_The problem_. Below are the records; tally the lines in them that include the word "data" and reply with the number alone.

********************

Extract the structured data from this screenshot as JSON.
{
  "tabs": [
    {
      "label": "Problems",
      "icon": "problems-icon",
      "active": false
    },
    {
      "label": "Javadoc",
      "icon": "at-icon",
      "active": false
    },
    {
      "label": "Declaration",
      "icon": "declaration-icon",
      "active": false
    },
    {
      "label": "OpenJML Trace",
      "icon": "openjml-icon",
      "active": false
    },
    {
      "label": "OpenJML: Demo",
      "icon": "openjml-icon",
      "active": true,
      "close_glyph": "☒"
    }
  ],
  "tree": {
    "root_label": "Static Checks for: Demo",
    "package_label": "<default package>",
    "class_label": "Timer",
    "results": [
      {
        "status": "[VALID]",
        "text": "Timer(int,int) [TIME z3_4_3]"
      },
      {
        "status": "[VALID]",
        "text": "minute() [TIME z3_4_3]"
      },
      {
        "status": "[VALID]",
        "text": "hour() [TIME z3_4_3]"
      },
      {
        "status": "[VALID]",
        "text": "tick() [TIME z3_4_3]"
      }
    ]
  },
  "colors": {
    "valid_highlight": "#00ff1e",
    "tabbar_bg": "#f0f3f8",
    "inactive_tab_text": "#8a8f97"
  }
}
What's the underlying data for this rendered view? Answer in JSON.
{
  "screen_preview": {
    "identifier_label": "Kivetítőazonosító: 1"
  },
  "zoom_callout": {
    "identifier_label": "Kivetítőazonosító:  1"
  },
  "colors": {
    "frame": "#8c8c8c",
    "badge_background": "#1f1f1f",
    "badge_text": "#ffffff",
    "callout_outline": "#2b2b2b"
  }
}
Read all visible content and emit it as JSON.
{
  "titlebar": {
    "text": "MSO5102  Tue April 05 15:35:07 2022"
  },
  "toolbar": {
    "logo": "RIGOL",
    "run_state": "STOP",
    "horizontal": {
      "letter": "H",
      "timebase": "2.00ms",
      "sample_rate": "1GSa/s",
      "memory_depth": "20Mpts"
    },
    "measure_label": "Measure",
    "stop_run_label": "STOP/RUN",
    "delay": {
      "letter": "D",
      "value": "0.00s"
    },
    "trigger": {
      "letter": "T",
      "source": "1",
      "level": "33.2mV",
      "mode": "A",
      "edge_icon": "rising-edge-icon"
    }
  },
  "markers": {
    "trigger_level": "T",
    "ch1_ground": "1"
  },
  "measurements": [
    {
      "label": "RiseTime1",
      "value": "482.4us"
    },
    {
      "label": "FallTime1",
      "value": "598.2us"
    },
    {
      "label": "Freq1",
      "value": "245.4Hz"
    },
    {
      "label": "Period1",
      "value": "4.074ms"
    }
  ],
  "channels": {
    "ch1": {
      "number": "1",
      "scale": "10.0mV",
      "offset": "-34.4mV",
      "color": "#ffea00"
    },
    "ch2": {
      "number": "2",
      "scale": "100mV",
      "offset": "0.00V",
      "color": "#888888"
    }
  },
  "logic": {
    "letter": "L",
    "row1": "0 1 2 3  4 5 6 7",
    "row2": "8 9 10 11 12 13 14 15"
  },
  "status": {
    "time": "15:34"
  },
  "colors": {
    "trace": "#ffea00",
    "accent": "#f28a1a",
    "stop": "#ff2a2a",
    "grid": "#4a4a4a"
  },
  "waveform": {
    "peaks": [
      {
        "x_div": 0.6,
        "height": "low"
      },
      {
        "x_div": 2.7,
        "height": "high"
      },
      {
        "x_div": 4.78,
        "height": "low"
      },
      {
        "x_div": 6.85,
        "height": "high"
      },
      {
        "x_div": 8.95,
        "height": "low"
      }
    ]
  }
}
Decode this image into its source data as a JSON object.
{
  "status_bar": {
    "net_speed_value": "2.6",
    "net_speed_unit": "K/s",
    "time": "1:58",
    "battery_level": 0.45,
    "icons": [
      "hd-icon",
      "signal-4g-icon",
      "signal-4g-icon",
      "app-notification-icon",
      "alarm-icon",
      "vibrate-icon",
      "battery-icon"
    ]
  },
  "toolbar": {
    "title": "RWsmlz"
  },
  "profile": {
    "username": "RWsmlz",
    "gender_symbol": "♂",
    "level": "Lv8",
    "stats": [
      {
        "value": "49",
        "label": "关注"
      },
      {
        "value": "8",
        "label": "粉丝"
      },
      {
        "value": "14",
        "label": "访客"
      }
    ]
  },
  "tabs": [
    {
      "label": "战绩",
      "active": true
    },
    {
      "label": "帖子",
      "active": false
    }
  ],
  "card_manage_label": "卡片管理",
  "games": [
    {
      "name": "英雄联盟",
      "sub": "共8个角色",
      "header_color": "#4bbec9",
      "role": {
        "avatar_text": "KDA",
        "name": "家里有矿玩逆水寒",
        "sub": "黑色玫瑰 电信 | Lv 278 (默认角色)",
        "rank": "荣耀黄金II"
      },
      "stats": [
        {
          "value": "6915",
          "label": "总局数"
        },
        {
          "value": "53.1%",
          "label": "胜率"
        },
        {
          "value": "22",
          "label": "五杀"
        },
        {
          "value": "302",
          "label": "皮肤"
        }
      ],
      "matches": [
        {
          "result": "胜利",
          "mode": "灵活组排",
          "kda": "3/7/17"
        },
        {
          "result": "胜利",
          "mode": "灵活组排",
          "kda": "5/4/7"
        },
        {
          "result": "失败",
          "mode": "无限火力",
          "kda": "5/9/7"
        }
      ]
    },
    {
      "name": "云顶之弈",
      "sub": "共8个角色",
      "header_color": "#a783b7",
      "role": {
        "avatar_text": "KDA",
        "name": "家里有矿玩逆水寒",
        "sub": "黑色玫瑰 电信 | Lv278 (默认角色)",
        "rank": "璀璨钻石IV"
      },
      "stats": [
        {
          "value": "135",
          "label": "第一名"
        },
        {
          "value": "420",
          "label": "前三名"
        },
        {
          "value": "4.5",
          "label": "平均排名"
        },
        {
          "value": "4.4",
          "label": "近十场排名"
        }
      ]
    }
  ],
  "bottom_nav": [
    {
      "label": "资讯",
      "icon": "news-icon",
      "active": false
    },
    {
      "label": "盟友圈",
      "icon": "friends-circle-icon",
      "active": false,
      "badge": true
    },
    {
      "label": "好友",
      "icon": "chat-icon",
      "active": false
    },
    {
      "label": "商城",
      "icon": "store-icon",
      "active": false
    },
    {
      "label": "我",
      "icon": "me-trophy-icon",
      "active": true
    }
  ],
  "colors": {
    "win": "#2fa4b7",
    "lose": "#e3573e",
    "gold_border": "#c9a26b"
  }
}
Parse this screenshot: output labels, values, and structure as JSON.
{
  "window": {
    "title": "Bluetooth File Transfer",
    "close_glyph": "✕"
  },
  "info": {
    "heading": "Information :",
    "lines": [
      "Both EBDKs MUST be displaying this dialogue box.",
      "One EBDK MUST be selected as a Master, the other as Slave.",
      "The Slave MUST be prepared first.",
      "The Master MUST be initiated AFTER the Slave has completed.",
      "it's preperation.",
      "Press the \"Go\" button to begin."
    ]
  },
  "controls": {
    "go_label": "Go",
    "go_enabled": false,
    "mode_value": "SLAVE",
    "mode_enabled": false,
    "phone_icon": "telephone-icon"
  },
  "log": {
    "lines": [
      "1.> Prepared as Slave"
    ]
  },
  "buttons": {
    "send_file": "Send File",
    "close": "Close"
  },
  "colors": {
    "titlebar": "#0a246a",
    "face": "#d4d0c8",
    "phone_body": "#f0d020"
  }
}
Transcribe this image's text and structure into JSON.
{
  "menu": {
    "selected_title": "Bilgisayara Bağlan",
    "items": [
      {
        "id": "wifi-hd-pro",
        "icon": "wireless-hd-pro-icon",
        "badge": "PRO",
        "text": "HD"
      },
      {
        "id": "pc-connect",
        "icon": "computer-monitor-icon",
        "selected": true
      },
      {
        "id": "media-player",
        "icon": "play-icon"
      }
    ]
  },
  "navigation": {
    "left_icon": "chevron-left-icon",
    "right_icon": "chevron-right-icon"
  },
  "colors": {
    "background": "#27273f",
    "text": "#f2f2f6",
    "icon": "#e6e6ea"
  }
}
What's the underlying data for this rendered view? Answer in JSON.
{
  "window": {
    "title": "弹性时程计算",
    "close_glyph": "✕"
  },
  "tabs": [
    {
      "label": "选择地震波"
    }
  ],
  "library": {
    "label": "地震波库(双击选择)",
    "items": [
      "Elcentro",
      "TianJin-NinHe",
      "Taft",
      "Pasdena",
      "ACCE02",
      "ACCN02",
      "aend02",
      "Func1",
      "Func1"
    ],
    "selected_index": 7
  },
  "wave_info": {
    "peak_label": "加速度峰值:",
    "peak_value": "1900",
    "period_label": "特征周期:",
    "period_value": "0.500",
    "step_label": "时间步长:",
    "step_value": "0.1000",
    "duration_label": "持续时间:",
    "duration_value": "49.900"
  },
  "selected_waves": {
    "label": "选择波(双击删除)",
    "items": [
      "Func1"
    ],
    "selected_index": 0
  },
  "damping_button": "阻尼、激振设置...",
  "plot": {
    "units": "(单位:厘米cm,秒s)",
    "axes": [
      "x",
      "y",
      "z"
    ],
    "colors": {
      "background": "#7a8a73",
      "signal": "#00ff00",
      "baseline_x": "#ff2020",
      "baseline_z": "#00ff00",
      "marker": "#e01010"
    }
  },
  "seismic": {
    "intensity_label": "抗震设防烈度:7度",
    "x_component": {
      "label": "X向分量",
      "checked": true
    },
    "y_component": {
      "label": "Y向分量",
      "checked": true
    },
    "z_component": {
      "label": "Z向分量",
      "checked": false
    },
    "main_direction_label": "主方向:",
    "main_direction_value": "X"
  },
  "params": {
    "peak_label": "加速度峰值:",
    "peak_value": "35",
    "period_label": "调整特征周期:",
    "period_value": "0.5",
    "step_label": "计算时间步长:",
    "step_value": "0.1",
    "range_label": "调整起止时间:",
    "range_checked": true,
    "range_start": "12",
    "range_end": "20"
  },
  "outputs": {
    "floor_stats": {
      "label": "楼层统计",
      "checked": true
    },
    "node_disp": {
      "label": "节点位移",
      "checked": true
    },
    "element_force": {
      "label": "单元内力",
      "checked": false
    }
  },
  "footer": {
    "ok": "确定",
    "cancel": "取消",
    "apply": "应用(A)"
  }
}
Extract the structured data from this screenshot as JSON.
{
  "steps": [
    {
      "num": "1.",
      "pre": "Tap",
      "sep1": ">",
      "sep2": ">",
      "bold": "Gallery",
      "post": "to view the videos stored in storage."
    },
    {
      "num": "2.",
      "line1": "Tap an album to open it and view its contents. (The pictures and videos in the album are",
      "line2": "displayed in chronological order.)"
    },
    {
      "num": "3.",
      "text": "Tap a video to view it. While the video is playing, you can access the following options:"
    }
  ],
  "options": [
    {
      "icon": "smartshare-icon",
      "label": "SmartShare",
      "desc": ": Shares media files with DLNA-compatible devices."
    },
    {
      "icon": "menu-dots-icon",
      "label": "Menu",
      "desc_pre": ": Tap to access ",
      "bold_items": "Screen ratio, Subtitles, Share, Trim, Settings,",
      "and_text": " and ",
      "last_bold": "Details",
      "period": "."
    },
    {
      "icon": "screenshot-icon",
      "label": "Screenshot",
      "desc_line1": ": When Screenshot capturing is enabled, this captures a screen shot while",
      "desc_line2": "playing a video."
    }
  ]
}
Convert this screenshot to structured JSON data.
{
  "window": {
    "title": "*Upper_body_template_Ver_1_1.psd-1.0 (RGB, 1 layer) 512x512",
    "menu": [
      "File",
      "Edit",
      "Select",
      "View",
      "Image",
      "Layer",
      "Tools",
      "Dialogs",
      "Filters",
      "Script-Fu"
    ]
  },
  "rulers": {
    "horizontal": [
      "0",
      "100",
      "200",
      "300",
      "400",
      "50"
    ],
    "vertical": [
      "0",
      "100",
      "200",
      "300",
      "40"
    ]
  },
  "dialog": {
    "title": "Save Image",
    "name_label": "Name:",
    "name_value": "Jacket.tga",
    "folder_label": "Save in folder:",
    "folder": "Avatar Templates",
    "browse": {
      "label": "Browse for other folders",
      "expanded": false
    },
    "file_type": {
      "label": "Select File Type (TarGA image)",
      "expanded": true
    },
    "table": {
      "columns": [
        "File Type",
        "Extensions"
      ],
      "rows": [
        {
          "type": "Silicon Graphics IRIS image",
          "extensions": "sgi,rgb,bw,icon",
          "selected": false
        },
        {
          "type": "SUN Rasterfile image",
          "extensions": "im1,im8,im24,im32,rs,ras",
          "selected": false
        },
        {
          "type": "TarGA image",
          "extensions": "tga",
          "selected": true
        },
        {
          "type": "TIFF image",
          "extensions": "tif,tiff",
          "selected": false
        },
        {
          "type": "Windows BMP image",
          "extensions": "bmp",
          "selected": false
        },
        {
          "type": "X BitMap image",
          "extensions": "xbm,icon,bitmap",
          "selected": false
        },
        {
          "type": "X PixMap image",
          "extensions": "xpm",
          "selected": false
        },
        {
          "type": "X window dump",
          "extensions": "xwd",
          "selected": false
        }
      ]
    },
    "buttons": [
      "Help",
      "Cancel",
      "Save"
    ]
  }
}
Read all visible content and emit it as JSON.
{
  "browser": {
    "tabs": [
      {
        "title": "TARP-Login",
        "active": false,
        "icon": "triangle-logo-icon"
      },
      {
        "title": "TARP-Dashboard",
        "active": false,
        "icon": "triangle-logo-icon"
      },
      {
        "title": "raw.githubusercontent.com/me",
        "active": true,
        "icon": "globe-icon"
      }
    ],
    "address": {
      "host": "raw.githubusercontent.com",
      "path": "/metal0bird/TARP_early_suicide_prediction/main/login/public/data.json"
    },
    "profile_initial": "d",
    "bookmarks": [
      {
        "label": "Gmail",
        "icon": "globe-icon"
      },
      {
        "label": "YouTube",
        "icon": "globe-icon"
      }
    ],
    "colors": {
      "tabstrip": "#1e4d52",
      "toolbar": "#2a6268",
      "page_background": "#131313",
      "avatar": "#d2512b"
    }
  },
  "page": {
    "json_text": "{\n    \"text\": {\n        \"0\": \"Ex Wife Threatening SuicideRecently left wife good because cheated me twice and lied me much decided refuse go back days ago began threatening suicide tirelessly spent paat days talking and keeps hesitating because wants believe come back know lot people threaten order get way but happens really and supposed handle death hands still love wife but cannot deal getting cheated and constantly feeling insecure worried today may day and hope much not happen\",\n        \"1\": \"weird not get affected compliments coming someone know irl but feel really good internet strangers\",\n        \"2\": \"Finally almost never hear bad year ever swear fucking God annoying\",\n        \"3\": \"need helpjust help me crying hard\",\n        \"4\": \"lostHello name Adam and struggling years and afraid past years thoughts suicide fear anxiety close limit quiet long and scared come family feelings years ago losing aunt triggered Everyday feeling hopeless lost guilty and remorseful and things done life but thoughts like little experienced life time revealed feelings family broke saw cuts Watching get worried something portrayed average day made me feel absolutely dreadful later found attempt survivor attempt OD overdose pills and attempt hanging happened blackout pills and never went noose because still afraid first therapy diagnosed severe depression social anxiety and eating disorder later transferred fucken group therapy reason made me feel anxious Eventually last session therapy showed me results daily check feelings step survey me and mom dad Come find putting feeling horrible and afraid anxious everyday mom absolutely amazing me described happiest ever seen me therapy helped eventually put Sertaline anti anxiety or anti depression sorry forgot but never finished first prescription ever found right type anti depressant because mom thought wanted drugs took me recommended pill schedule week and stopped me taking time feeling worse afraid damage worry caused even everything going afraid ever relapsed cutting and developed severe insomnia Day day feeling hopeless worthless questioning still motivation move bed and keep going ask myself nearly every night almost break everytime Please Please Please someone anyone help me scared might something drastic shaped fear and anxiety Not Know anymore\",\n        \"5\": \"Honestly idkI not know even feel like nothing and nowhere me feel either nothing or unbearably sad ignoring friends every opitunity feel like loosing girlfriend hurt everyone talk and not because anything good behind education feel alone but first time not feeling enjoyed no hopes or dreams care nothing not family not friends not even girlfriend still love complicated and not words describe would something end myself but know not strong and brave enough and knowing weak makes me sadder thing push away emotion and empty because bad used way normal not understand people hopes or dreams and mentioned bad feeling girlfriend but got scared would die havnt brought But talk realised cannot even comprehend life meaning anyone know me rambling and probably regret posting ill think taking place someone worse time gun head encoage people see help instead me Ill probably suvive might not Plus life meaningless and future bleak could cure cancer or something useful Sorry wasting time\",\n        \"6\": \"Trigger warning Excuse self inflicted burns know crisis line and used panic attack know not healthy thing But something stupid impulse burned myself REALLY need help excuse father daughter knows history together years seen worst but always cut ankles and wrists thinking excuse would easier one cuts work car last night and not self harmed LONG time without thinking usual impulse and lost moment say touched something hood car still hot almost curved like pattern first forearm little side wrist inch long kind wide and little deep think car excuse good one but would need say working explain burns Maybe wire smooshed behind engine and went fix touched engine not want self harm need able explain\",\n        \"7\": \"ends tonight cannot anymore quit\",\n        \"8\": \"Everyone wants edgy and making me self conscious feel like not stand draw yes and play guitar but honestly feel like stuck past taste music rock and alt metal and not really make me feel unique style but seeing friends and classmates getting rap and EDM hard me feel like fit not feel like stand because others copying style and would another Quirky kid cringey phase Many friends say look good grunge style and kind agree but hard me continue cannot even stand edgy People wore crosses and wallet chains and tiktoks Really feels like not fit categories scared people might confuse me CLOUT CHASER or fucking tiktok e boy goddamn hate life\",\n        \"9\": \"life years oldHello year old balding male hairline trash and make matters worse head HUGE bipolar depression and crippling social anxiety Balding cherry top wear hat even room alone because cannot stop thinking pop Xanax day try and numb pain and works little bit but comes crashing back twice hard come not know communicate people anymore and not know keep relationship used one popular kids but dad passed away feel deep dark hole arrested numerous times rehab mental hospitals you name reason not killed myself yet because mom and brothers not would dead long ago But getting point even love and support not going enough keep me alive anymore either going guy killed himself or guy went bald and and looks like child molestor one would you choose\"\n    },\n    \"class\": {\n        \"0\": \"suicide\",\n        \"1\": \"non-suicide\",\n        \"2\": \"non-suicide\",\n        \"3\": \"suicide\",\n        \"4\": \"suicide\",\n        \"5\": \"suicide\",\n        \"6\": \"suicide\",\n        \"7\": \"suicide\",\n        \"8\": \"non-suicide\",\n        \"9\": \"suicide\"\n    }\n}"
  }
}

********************

_Expected output_. 7